The author himself is a fascinating character who became President of Venezuela.

 

GALLEGOS, Rómulo (1884 – 1969), Doña Bárbara, Madrid: Cátedra, 2014 [originally published 1929], ISBN 978-83-376-1539-4

 

Book 2: India (English) – Godan = गोदान (PREMCHAND)

His entire crop gone in payment of the fine, Hori passed one month on the meagre stocks he had somehow scraped together. But with the beginning of June the situation became desperate: five mouths to feed and not a crumb in the house. Already heavily in debt, another loan was ruled out. Nor could he take up work as a hired hand: his own cane crop now under irrigation claimed all his time. The irony of it! Even to do his own work, his body first needed food.

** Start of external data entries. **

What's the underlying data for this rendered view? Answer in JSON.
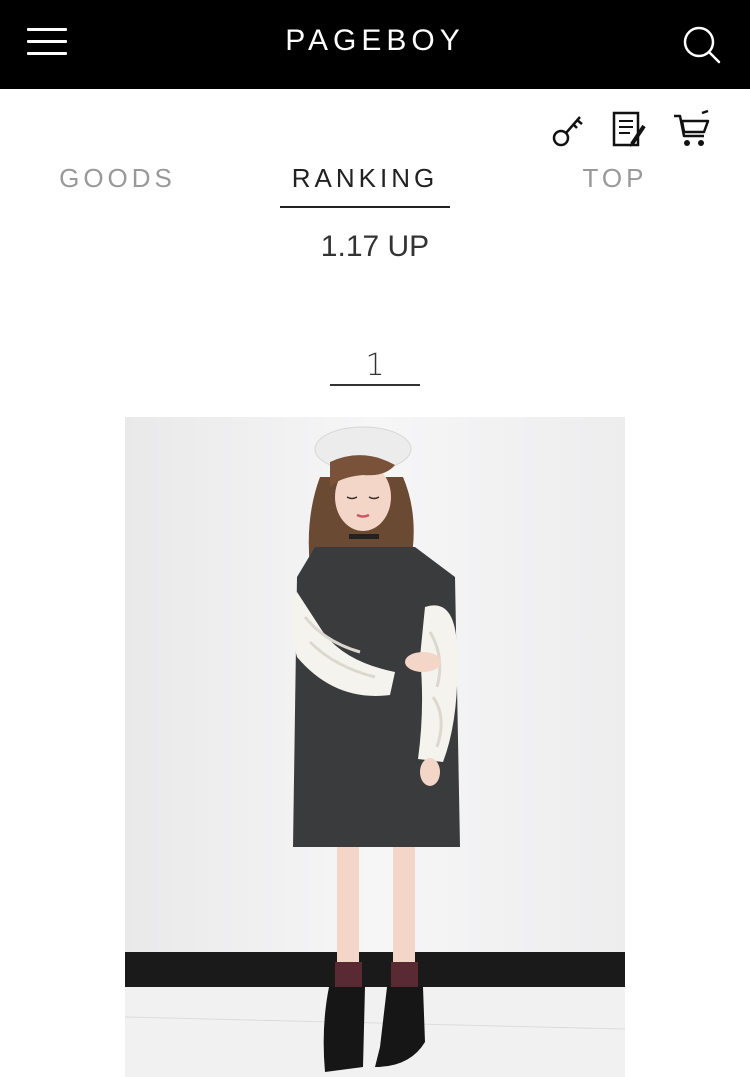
{
  "header": {
    "brand": "PAGEBOY",
    "menu_icon": "hamburger-menu-icon",
    "search_icon": "search-icon"
  },
  "utility_icons": [
    "key-icon",
    "document-pen-icon",
    "cart-icon"
  ],
  "tabs": [
    {
      "label": "GOODS",
      "active": false
    },
    {
      "label": "RANKING",
      "active": true
    },
    {
      "label": "TOP",
      "active": false
    }
  ],
  "update_label": "1.17 UP",
  "ranking": {
    "items": [
      {
        "rank": "1"
      }
    ]
  },
  "colors": {
    "header_bg": "#000000",
    "active_tab": "#222222",
    "inactive_tab": "#999999"
  }
}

I chose this one as it was recommended to me in an Indian bookshop as the greatest novel in Hindi (perhaps the only great novel?) To tell the truth I found it rather hard to get into, compared with all the wonderful imaginative novels that Indians are writing in English, some of which are among my very favourite works. It is set in rural India and details the hero’s family’s endless misfortune and battles with the ugly, exploitative landlord class. I found it hard to connect with this milieu, but it is definitely worth reading to grasp the oppressed, unfair life of Indian peasants. Even so, it’s a mystery to me why Hindi is apparently so neglected by its own writers. Its place is in films and songs, but where are all the novelists? Writing in English, apparently! Or just not translated?

PREMCHAND (1880-1936): Godan: a novel of peasant India, translated by  Jai Ratan & P. Lal, Jaico Publishing House, Mumbai, 2002, ISBN 9788172242190

(originally published in Hindi, गोदान, 1936)